The play was a hit. Opening January 5, 1935 at the old Civic Repertory Theatre on Fourteenth Street in New York City, Clurman recalls that within minutes the audience was laughing with knowing delight: taxi drivers in New York had gone on strike the previous February. It was a magical night in the theatre. Clurman remembers that “the actors no longer performed, they were being carried along as if by the exultancy of communication such as I have never witnessed in the theatre before. Audience and actors had become one” (148). At the end of the play, when the actors called from the stage, “Well, what’s the answer?” the rapt audience “Strike! Strike!” “It was the birth cry of the thirties,” Clurman wrote, “Our youth had found its voice.” Lefty moved to Broadway later that spring, opening at the Longacre Theatre on a double bill with another Odets piece, his less-successful anti-Nazi Till the Day I Die. The Group offered tickets ranging from 50 cents to $1.50, drastically reducing prices so that Lefty would be accessible to the very masses it represented and spoke both for and to. Odets took the role of Dr. Benjamin in the Broadway production, and admiring audiences hailed him on opening night with an ovation.

Lefty is Communist propaganda par excellence. As Joseph Wood Krutch observed in his review for The Nation, “the pace is swift, the characterization is for the most part crisp, and points are made, one after another, with bold simplicity.” Krutch also recognizes that the simplicity that powers Lefty meant that its characters were caricatures, that its dramatic world was strictly black-and-white. And yet, Odets managed “soap box oratory” deftly, creating such a powerful, brief impression that many would construe the politics as Odets’s own (memoirs from Group members at the time agree that Odets was actually torn in his politics and ultimately unable to commit to the Communist cause, despite his idealistic appreciation of its utopian visions for the future). The force of Odets’s writing is that, while it was openly acknowledged as propaganda, not art, his characters were nevertheless irresistibly real, and their plight raised the ire of many an audience as productions of Lefty proliferated across the nation. Drawn into sympathetic identification with the strikers, even Krutch, who acknowledges the lack of subtlety in Odets’ characters in Waiting for Lefty, nevertheless proclaims that the strikers were “so real … that when the play is over one expects to find their cabs outside.”

Copyright (c) 2009, Sarah Guthu

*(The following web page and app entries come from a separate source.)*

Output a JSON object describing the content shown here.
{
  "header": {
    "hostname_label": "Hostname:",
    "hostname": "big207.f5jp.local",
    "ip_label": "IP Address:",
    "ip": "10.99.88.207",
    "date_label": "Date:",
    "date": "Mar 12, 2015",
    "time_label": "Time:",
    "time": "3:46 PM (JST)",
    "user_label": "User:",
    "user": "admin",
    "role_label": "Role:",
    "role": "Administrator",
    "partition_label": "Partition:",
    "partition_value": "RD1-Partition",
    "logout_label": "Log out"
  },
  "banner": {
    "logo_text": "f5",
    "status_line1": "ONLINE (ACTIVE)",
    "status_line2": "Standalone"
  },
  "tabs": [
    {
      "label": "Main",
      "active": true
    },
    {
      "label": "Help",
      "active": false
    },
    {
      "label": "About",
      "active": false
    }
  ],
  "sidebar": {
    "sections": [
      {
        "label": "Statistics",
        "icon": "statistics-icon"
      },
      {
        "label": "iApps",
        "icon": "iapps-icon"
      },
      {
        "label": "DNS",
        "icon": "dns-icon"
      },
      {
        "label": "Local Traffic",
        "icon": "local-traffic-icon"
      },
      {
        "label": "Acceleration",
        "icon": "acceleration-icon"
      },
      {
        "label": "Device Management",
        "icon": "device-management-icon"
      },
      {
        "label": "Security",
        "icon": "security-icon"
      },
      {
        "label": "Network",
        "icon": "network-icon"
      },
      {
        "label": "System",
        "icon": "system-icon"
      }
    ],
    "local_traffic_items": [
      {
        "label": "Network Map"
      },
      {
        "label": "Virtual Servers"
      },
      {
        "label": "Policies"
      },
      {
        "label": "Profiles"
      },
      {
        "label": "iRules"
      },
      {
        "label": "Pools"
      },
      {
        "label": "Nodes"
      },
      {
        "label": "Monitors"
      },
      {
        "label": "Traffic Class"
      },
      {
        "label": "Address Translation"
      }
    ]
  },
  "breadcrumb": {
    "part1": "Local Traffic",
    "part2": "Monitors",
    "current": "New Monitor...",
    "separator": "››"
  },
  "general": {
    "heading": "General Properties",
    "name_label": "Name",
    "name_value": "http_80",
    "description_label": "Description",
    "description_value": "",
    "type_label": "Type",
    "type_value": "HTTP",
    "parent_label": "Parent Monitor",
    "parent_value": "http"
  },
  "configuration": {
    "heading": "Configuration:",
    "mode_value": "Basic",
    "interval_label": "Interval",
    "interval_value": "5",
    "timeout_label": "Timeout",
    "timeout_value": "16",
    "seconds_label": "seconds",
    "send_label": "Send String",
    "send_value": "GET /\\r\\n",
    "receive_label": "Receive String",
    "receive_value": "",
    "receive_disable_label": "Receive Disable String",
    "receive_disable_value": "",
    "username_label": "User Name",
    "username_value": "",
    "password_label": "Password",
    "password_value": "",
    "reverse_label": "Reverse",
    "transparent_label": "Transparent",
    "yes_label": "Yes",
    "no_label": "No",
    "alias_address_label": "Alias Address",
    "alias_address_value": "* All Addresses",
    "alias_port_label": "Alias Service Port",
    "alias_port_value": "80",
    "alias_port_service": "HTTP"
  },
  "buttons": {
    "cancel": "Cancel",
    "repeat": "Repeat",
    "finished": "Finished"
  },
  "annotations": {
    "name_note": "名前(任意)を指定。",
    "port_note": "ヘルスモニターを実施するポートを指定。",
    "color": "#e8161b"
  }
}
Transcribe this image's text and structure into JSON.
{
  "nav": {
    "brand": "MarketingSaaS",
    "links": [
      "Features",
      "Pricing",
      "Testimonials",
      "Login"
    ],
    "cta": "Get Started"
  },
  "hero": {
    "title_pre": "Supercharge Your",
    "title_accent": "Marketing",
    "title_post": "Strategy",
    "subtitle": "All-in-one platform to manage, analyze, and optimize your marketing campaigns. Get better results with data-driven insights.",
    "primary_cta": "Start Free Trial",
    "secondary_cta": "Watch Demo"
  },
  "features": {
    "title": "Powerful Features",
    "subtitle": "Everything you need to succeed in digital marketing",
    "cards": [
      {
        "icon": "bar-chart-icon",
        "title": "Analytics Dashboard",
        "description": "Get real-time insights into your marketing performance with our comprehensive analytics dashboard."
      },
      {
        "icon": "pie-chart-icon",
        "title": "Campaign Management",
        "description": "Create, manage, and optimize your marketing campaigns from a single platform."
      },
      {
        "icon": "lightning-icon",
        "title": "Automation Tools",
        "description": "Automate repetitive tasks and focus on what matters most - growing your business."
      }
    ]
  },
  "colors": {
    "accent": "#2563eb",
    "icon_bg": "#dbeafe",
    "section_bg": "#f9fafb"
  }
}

"Waiting for Lefty "
By Clifford Odets
Directed by Andrew Tsao
February 18-20, 7:30 pm; February 21, 2:00 pm
The Floyd and Delores Jones Playhouse | 4045 University Way NE

For more information and to buy tickets, see the UW School of Drama website.